I wonder…

This entry was posted in Collapse Watch, Creative Works. Bookmark the permalink.

4 Responses to WONDER

  1. Keiko says:

    I think I’ve been living that way, like your crow, as that was one of the reasons to move out of New York. I’ve been painting on sight, spending hours and hours in one spot, in the woods and in the field, sharing the space with all creatures. Not surprisingly, it induces a trans-like state, almost like Nirvana where I feel I have died and my soul is floating and dispersing in the air. But it’s not the bucolic peacefullness that you might imagine a plein-air painter experiences. It is intensely blissful AND scary and deeply disturbing. It makes me realize we are but a speck in the history of the earth, and there is so much, so much out there that none of us will ever even get a glimpse of. At the same time, I feel an intense pleasure in giving myself in completely to the surrounding universe.I have traded many things in order to place myself in this state. I have no job, money or security. I don’t imagine many people are willing to do that… (nor would I recommend it.)As for my bird feeder, I had to take it down because a bear kept visiting it!Thank you for your insight.

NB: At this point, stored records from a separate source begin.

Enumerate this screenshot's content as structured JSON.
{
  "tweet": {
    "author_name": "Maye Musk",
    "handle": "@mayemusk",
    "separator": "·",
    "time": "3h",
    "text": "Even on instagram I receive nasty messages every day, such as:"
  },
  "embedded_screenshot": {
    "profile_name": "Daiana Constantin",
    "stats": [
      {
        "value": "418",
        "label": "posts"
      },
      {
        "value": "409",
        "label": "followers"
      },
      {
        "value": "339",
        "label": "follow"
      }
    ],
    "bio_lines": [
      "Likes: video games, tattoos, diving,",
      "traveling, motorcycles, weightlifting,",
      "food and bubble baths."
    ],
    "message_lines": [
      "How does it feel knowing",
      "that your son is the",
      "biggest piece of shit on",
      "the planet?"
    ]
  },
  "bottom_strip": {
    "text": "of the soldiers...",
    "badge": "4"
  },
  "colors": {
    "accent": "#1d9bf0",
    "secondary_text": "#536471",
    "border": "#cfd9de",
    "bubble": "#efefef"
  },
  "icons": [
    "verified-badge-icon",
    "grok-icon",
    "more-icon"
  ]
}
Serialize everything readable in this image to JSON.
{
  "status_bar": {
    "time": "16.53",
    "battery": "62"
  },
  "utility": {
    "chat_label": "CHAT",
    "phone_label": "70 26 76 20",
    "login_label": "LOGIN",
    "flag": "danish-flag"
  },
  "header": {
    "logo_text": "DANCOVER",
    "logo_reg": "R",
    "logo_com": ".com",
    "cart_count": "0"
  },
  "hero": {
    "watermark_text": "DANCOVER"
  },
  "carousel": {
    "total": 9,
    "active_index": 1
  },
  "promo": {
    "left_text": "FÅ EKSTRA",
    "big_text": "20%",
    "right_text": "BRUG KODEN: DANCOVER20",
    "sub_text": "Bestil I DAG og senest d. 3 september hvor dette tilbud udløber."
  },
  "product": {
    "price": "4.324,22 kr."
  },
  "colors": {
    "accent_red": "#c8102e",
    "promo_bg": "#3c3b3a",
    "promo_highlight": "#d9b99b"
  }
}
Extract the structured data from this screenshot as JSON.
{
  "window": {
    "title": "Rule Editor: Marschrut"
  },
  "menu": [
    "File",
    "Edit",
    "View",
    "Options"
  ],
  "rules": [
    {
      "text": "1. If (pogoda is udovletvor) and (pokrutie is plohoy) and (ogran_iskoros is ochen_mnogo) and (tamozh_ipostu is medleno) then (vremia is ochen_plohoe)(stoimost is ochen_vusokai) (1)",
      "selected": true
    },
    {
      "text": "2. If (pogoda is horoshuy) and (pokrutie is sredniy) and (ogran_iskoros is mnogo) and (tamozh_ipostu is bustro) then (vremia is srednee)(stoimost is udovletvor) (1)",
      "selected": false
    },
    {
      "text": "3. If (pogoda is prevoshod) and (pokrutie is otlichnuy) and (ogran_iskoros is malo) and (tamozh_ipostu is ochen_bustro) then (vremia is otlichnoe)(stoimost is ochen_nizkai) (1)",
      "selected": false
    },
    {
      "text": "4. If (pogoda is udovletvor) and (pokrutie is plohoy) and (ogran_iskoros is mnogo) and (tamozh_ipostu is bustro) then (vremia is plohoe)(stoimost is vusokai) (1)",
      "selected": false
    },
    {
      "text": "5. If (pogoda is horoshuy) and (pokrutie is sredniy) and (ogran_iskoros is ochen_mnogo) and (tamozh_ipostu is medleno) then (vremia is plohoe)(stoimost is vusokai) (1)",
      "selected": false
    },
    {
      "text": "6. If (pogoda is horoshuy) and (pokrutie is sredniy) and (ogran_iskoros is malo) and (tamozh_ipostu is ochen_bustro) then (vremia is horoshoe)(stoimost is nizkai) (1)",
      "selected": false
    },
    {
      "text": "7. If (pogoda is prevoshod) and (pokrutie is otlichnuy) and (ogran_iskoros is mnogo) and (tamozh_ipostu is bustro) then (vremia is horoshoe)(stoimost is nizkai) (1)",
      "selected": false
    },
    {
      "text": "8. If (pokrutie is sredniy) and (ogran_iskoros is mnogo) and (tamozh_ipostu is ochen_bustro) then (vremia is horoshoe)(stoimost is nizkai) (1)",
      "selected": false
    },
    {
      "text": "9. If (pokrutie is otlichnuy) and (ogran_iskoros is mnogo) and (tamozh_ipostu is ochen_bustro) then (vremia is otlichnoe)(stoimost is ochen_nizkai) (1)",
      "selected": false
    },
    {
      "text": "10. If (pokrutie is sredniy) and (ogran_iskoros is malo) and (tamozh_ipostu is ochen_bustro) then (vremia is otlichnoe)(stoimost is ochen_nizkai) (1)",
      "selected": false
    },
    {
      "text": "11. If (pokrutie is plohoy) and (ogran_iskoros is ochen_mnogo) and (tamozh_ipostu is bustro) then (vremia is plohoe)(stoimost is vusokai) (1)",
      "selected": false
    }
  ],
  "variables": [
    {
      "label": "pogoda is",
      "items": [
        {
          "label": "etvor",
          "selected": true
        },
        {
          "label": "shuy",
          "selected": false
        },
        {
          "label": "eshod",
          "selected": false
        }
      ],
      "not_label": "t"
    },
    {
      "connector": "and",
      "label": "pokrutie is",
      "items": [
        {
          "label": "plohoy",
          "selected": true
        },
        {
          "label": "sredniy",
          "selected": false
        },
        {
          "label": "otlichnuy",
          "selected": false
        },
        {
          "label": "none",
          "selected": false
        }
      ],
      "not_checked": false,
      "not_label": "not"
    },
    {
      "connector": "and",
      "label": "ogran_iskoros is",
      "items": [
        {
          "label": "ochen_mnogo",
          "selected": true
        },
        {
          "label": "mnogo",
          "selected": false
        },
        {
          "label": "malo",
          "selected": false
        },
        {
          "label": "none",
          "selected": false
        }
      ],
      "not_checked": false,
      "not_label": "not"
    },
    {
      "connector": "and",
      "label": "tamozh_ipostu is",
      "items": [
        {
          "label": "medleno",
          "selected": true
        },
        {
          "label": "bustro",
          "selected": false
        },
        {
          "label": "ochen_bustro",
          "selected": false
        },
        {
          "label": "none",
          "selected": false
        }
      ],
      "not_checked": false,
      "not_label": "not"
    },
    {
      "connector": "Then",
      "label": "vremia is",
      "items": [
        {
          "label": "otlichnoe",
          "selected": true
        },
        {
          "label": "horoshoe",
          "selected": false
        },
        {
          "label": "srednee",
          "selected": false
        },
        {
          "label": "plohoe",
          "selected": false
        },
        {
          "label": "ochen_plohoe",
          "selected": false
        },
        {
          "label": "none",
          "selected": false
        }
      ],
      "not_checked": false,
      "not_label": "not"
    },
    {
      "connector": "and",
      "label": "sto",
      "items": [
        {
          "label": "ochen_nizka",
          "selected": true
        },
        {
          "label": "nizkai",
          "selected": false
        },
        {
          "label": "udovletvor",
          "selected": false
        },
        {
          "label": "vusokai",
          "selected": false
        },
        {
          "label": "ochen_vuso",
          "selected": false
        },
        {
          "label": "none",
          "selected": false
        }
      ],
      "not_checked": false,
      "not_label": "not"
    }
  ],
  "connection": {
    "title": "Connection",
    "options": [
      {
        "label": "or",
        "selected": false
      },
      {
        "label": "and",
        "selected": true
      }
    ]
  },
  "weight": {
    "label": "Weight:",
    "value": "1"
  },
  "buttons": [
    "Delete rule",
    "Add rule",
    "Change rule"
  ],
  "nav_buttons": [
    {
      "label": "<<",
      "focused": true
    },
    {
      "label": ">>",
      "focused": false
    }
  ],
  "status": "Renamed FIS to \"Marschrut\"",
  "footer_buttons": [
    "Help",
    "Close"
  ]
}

  2. Jon Husband says:

    Hi, Dave. I have found wandering around in Europe for three-plus weeks has done wonders for my sense of wonder. I shouldn’t be surprised – the same thing has happened to me before.What I marvel at is that in certain places there is an obvious capability with effiiciency when and where it is bnecessary, very nicely balanced with a good sense of the rhythyms of daily life and the importance of conversation and connection.I am truly fearful of the unmitigated and unmediated focus on efficiency and productivity in North America – which I think is actually camouflaged by an over-earnest search for formulas (and simplified formulaic language – “Best Practices” for example, an excellent concept often misused, or a Balanced Scorecard without a Strategy Implementation Map).Time, wonderment, and acknowledging that in the long term sociology trumps technology, efficiency and productivity – this is what I notive when I practice “me depayser” (taking myself out of my usual context).I remeber your posts expressing admireation/fondness for the Netherlands – I have just spent two weeks wandering throughout almost all of Amsterdam, inner ring and outer ring, walking and talking with people. What a civilized plavce – we North Americans are really so barbaric with our continuous emphasis on “what can you do for me” transactional mentalities.

  3. Indigo Ocean says:

    I wish I had read this entry before I responded to your last one. Dave, you do have a sense of the sensuous. Are you kidding? This piece carries the magic of the “good story” you were seeking in another entry and it does so because the writer of the story, you, hold within you the magic. If you write the story from that magical place within yourself, you will touch and ignite that within the reader. What is unfolds to be will be different for each reader, but the spark is carried by the writer — or not.The transformative magic of the sensuous is carried by this entry because it is a part of you. Perhaps your challenge is not in experiencing this as your entry of 4/21//04 suggested, but rather in framing the experience in a manner that fulfills you. At least, I’m not sure now what your disatisfaction was with your ability to connect with life sensuously. It seems there in you, from my point of view.

  4. Dave Pollard says:

    Keiko: Thank you for sharing this. Readers, please check out Keiko’s great new Salon blog. How did it ever escape my attention for so long?Jon: Isn’t Holland wonderful?! Every time I visit I come home refreshed, more open, believing that perhaps making civilization work isn’t impossible after all.Indigo: Thanks for continuing our discussion of this offline. For those who haven’t discovered her site, Indigo is a New Age therapist who, unlike many of those who promote and hawk ‘alternative’ ways of healing, has done her homework and assessed and combined alternatives that work, and are powerfully transformational. She’s earned the title ‘professional’. I am hoping to learn much more from her.

Comments are closed.